“In 2017, just five of their Christian volunteers responded to nearly 1,000 emergency calls around Israel,” Poch told Breaking Israel News.
Although the number of Christian volunteers in Hatzalah is relatively low, their impact is very widely felt.
“While they may be a minority in the current makeup of Israel and in the organization, their contribution is not insignificant by any means,” stressed Poch. “These men and women are always on call and drop whatever it is that they are doing to rush out and save the life of a stranger.”
The Christian ethic of being a good Samaritan has perhaps a special meaning when it is being done in the land in which the phrase was coined,” Poch added.
Sroor Abood, one of United Hatzalah’s Christian volunteers who has been working with the organization for a year in his current hometown of Haifa, attests to the Christian ethics associated his work as an EMT for United Hatzalah.
“The organization believes in saving lives, which Christianity also believes in,” he said.
When he is not saving lives with Hatzalah, Abood is saving lives as a Doctor of Emergency Medicine in the Rambam Medical Clinic as well as in a Terem medical clinic.
Abood grew up in Peki’in, a Druze town in the Upper Galilee, and was motivated to volunteer as an EMT after seeing many of his friends and colleagues from his Terem clinic join United Hatzalah.
“I saw that it was a great way to always be able to help people and meet the people of the community,” Abood sad, reflecting back.
Abood maintains that saving lives is simply about helping people and a value superseding politics and religion.
“I look at people without putting labels on them, saying ‘this one is a Jew, that one is an Arab,’” he stressed. “I think that this is important in the field of medicine as our place is simply to help people.”

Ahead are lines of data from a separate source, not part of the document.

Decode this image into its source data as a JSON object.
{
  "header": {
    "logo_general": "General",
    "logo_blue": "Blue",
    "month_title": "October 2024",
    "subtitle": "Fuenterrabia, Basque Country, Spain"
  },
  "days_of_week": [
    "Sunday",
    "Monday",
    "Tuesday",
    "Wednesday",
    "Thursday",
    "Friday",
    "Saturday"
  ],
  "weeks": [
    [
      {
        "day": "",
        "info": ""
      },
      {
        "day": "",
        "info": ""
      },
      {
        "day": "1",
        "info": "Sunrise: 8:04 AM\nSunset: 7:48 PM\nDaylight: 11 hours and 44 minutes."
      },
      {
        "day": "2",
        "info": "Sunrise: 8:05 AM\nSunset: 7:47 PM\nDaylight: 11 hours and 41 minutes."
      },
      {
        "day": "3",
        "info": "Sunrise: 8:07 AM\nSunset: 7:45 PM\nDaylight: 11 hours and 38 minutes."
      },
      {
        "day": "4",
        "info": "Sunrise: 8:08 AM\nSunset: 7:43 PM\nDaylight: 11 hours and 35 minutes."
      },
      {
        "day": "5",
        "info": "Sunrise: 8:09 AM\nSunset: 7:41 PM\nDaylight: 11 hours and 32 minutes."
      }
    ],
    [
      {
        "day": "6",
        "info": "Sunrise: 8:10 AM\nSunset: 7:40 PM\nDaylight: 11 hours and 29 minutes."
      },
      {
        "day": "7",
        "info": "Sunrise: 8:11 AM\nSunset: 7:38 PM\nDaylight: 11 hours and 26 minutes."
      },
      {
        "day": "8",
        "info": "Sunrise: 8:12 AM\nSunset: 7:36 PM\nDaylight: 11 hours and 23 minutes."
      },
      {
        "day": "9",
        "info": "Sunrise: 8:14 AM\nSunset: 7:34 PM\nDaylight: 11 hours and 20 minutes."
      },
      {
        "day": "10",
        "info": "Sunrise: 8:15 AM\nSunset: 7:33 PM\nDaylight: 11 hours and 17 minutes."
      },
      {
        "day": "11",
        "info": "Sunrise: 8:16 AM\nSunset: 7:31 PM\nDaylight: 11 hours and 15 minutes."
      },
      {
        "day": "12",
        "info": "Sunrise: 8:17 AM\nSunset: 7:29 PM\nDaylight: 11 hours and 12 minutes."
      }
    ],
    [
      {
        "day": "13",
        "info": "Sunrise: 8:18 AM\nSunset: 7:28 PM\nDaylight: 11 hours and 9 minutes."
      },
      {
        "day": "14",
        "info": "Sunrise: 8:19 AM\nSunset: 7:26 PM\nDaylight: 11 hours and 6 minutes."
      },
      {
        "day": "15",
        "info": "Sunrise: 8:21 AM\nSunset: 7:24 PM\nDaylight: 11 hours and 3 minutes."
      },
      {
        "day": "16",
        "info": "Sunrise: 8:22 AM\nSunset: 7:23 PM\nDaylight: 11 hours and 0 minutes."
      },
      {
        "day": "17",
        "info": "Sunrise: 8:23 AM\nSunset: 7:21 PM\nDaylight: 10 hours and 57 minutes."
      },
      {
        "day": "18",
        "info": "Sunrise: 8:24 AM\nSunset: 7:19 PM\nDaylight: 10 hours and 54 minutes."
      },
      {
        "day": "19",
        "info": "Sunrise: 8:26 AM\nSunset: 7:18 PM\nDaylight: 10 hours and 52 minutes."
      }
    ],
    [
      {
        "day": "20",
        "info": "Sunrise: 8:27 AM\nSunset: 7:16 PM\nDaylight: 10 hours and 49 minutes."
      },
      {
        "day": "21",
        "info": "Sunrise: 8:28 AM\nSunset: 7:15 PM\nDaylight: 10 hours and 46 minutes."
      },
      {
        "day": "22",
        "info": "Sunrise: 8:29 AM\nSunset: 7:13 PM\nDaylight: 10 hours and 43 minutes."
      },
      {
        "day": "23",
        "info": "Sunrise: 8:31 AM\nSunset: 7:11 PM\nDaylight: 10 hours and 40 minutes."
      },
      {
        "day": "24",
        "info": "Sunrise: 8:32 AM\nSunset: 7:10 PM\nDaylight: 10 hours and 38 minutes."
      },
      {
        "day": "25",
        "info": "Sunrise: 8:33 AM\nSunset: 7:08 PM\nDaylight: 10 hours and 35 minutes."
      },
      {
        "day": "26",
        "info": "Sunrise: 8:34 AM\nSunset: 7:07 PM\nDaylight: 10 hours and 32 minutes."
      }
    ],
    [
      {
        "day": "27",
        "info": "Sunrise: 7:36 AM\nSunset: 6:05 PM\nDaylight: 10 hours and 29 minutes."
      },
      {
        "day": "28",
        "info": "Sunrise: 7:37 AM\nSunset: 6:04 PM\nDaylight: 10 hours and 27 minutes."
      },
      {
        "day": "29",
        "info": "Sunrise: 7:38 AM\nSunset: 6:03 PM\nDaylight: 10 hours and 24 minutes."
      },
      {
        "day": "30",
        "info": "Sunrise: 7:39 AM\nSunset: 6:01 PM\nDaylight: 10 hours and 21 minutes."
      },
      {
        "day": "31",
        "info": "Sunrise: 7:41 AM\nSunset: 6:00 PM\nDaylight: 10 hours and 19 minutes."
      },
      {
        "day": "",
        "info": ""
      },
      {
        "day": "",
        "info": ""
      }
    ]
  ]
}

Abood often takes the tools he learns volunteering, both literally and metaphorically, and applies them to his other work with children of special needs. “One good deed breeds another,” Abood told Breaking Israel News.
Poch is very gracious for the work of the Christian volunteers like Abood, in his organization. “Christian volunteers have always been, are now and will always be a welcome addition to the United Hatzalah family and network of first responders,” he said.
“They provide vital emergency medical response in their communities,” he continued. “The selfless devotion shown by our volunteers from all backgrounds is beyond parallel,”
Poch also said that his Christian volunteers have also fulfilled a value of utmost importance in Judaism, which is saving a Jewish life.
“As the Talmud tells us, anyone who saves a single life in Israel it is as if they have saved the entire world,” he noted. “The number of worlds our Christian volunteers have saved and the lives that they have touched are innumerable.”
“As an organization and as a people we are indebted to these volunteers who give of themselves so that others may live.”
Abood told Breaking Israel News that he is proud to be using innovative methods as a volunteer with Hatzalah, allowing him “to reach patients before the ambulance and beginning treatment as quickly as possible.”
“The whole idea of the innovation of this idea, is new and it happened here in Israel.”